**WHAT TO PRODUCE**
Your output should reproduce each entry exactly, with none of its pictures.

Stored data entries:
**********

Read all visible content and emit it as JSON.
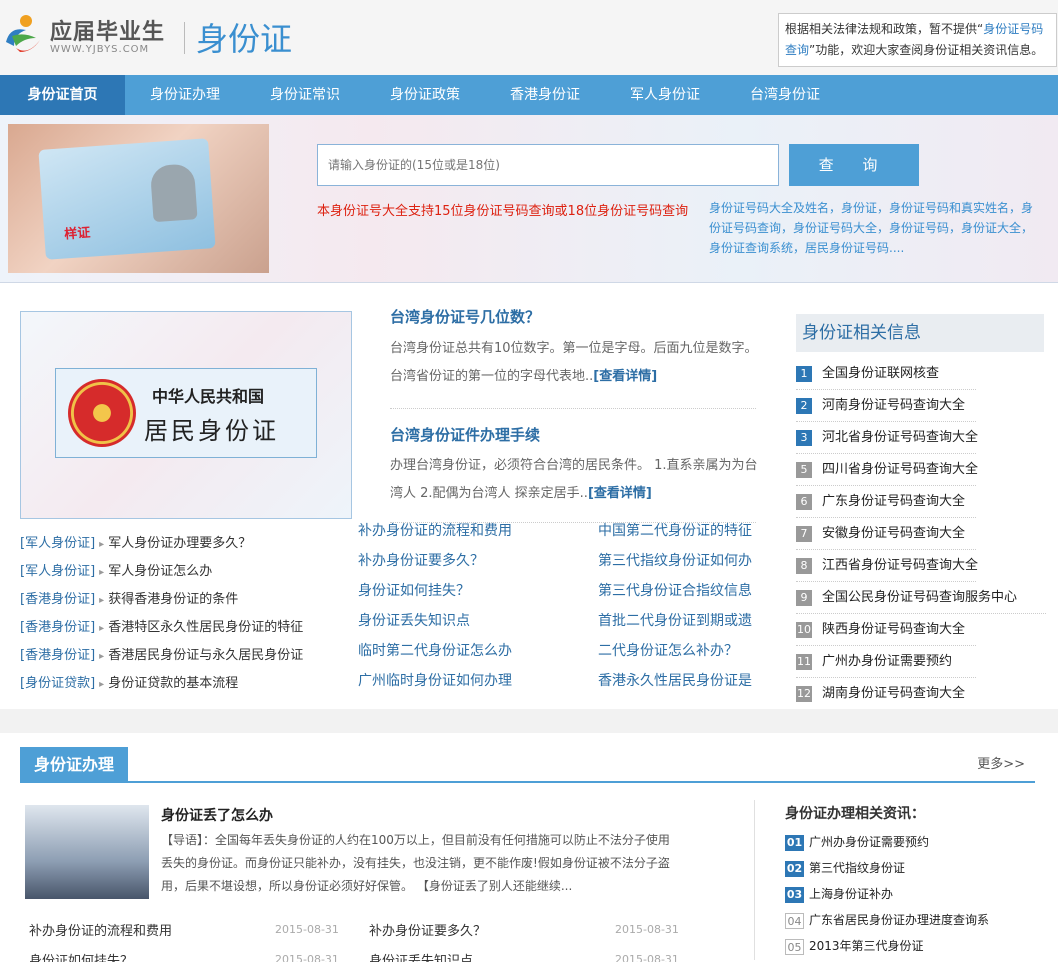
{
  "header": {
    "logo_cn": "应届毕业生",
    "logo_url": "WWW.YJBYS.COM",
    "site_title": "身份证",
    "notice_pre": "根据相关法律法规和政策，暂不提供“",
    "notice_link": "身份证号码查询",
    "notice_post": "”功能，欢迎大家查阅身份证相关资讯信息。"
  },
  "nav": [
    "身份证首页",
    "身份证办理",
    "身份证常识",
    "身份证政策",
    "香港身份证",
    "军人身份证",
    "台湾身份证"
  ],
  "banner": {
    "placeholder": "请输入身份证的(15位或是18位)",
    "button": "查 询",
    "red_text": "本身份证号大全支持15位身份证号码查询或18位身份证号码查询",
    "links": "身份证号码大全及姓名，身份证，身份证号码和真实姓名，身份证号码查询，身份证号码大全，身份证号码，身份证大全，身份证查询系统，居民身份证号码....",
    "stamp": "样证"
  },
  "featured": {
    "line1": "中华人民共和国",
    "line2": "居民身份证"
  },
  "articles": [
    {
      "title": "台湾身份证号几位数？",
      "body": "台湾身份证总共有10位数字。第一位是字母。后面九位是数字。 台湾省份证的第一位的字母代表地..",
      "more": "[查看详情]"
    },
    {
      "title": "台湾身份证件办理手续",
      "body": "办理台湾身份证，必须符合台湾的居民条件。 1.直系亲属为为台湾人 2.配偶为台湾人 探亲定居手..",
      "more": "[查看详情]"
    }
  ],
  "left_list": [
    {
      "tag": "[军人身份证]",
      "text": "军人身份证办理要多久？"
    },
    {
      "tag": "[军人身份证]",
      "text": "军人身份证怎么办"
    },
    {
      "tag": "[香港身份证]",
      "text": "获得香港身份证的条件"
    },
    {
      "tag": "[香港身份证]",
      "text": "香港特区永久性居民身份证的特征"
    },
    {
      "tag": "[香港身份证]",
      "text": "香港居民身份证与永久居民身份证"
    },
    {
      "tag": "[身份证贷款]",
      "text": "身份证贷款的基本流程"
    }
  ],
  "mid_list": [
    "补办身份证的流程和费用",
    "补办身份证要多久？",
    "身份证如何挂失？",
    "身份证丢失知识点",
    "临时第二代身份证怎么办",
    "广州临时身份证如何办理"
  ],
  "right_list": [
    "中国第二代身份证的特征",
    "第三代指纹身份证如何办",
    "第三代身份证合指纹信息",
    "首批二代身份证到期或遗",
    "二代身份证怎么补办？",
    "香港永久性居民身份证是"
  ],
  "side": {
    "title": "身份证相关信息",
    "items": [
      "全国身份证联网核查",
      "河南身份证号码查询大全",
      "河北省身份证号码查询大全",
      "四川省身份证号码查询大全",
      "广东身份证号码查询大全",
      "安徽身份证号码查询大全",
      "江西省身份证号码查询大全",
      "全国公民身份证号码查询服务中心",
      "陕西身份证号码查询大全",
      "广州办身份证需要预约",
      "湖南身份证号码查询大全"
    ],
    "nums": [
      "1",
      "2",
      "3",
      "4",
      "5",
      "6",
      "7",
      "8",
      "9",
      "10",
      "11",
      "12"
    ]
  },
  "section": {
    "title": "身份证办理",
    "more": "更多>>",
    "art_title": "身份证丢了怎么办",
    "art_body": "【导语】：全国每年丢失身份证的人约在100万以上，但目前没有任何措施可以防止不法分子使用丢失的身份证。而身份证只能补办，没有挂失，也没注销，更不能作废!假如身份证被不法分子盗用，后果不堪设想，所以身份证必须好好保管。 【身份证丢了别人还能继续...",
    "rows": [
      {
        "l": "补办身份证的流程和费用",
        "ld": "2015-08-31",
        "r": "补办身份证要多久？",
        "rd": "2015-08-31"
      },
      {
        "l": "身份证如何挂失？",
        "ld": "2015-08-31",
        "r": "身份证丢失知识点",
        "rd": "2015-08-31"
      }
    ],
    "rel_title": "身份证办理相关资讯：",
    "rel": [
      {
        "n": "01",
        "t": "广州办身份证需要预约"
      },
      {
        "n": "02",
        "t": "第三代指纹身份证"
      },
      {
        "n": "03",
        "t": "上海身份证补办"
      },
      {
        "n": "04",
        "t": "广东省居民身份证办理进度查询系"
      },
      {
        "n": "05",
        "t": "2013年第三代身份证"
      }
    ]
  },
  "colors": {
    "nav_bg": "#4e9fd6",
    "nav_active": "#2d77b5",
    "link": "#2d6ea5",
    "red": "#dd2211"
  }
}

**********

**RESPONSE TO THIS TASK**
Read all visible content and emit it as JSON.
{
  "header": {
    "logo_cn": "应届毕业生",
    "logo_url": "WWW.YJBYS.COM",
    "site_title": "身份证",
    "notice_pre": "根据相关法律法规和政策，暂不提供“",
    "notice_link": "身份证号码查询",
    "notice_post": "”功能，欢迎大家查阅身份证相关资讯信息。"
  },
  "nav": [
    "身份证首页",
    "身份证办理",
    "身份证常识",
    "身份证政策",
    "香港身份证",
    "军人身份证",
    "台湾身份证"
  ],
  "banner": {
    "placeholder": "请输入身份证的(15位或是18位)",
    "button": "查 询",
    "red_text": "本身份证号大全支持15位身份证号码查询或18位身份证号码查询",
    "links": "身份证号码大全及姓名，身份证，身份证号码和真实姓名，身份证号码查询，身份证号码大全，身份证号码，身份证大全，身份证查询系统，居民身份证号码....",
    "stamp": "样证"
  },
  "featured": {
    "line1": "中华人民共和国",
    "line2": "居民身份证"
  },
  "articles": [
    {
      "title": "台湾身份证号几位数？",
      "body": "台湾身份证总共有10位数字。第一位是字母。后面九位是数字。 台湾省份证的第一位的字母代表地..",
      "more": "[查看详情]"
    },
    {
      "title": "台湾身份证件办理手续",
      "body": "办理台湾身份证，必须符合台湾的居民条件。 1.直系亲属为为台湾人 2.配偶为台湾人 探亲定居手..",
      "more": "[查看详情]"
    }
  ],
  "left_list": [
    {
      "tag": "[军人身份证]",
      "text": "军人身份证办理要多久？"
    },
    {
      "tag": "[军人身份证]",
      "text": "军人身份证怎么办"
    },
    {
      "tag": "[香港身份证]",
      "text": "获得香港身份证的条件"
    },
    {
      "tag": "[香港身份证]",
      "text": "香港特区永久性居民身份证的特征"
    },
    {
      "tag": "[香港身份证]",
      "text": "香港居民身份证与永久居民身份证"
    },
    {
      "tag": "[身份证贷款]",
      "text": "身份证贷款的基本流程"
    }
  ],
  "mid_list": [
    "补办身份证的流程和费用",
    "补办身份证要多久？",
    "身份证如何挂失？",
    "身份证丢失知识点",
    "临时第二代身份证怎么办",
    "广州临时身份证如何办理"
  ],
  "right_list": [
    "中国第二代身份证的特征",
    "第三代指纹身份证如何办",
    "第三代身份证合指纹信息",
    "首批二代身份证到期或遗",
    "二代身份证怎么补办？",
    "香港永久性居民身份证是"
  ],
  "side": {
    "title": "身份证相关信息",
    "items": [
      "全国身份证联网核查",
      "河南身份证号码查询大全",
      "河北省身份证号码查询大全",
      "四川省身份证号码查询大全",
      "广东身份证号码查询大全",
      "安徽身份证号码查询大全",
      "江西省身份证号码查询大全",
      "全国公民身份证号码查询服务中心",
      "陕西身份证号码查询大全",
      "广州办身份证需要预约",
      "湖南身份证号码查询大全"
    ],
    "nums": [
      "1",
      "2",
      "3",
      "4",
      "5",
      "6",
      "7",
      "8",
      "9",
      "10",
      "11",
      "12"
    ]
  },
  "section": {
    "title": "身份证办理",
    "more": "更多>>",
    "art_title": "身份证丢了怎么办",
    "art_body": "【导语】：全国每年丢失身份证的人约在100万以上，但目前没有任何措施可以防止不法分子使用丢失的身份证。而身份证只能补办，没有挂失，也没注销，更不能作废!假如身份证被不法分子盗用，后果不堪设想，所以身份证必须好好保管。 【身份证丢了别人还能继续...",
    "rows": [
      {
        "l": "补办身份证的流程和费用",
        "ld": "2015-08-31",
        "r": "补办身份证要多久？",
        "rd": "2015-08-31"
      },
      {
        "l": "身份证如何挂失？",
        "ld": "2015-08-31",
        "r": "身份证丢失知识点",
        "rd": "2015-08-31"
      }
    ],
    "rel_title": "身份证办理相关资讯：",
    "rel": [
      {
        "n": "01",
        "t": "广州办身份证需要预约"
      },
      {
        "n": "02",
        "t": "第三代指纹身份证"
      },
      {
        "n": "03",
        "t": "上海身份证补办"
      },
      {
        "n": "04",
        "t": "广东省居民身份证办理进度查询系"
      },
      {
        "n": "05",
        "t": "2013年第三代身份证"
      }
    ]
  },
  "colors": {
    "nav_bg": "#4e9fd6",
    "nav_active": "#2d77b5",
    "link": "#2d6ea5",
    "red": "#dd2211"
  }
}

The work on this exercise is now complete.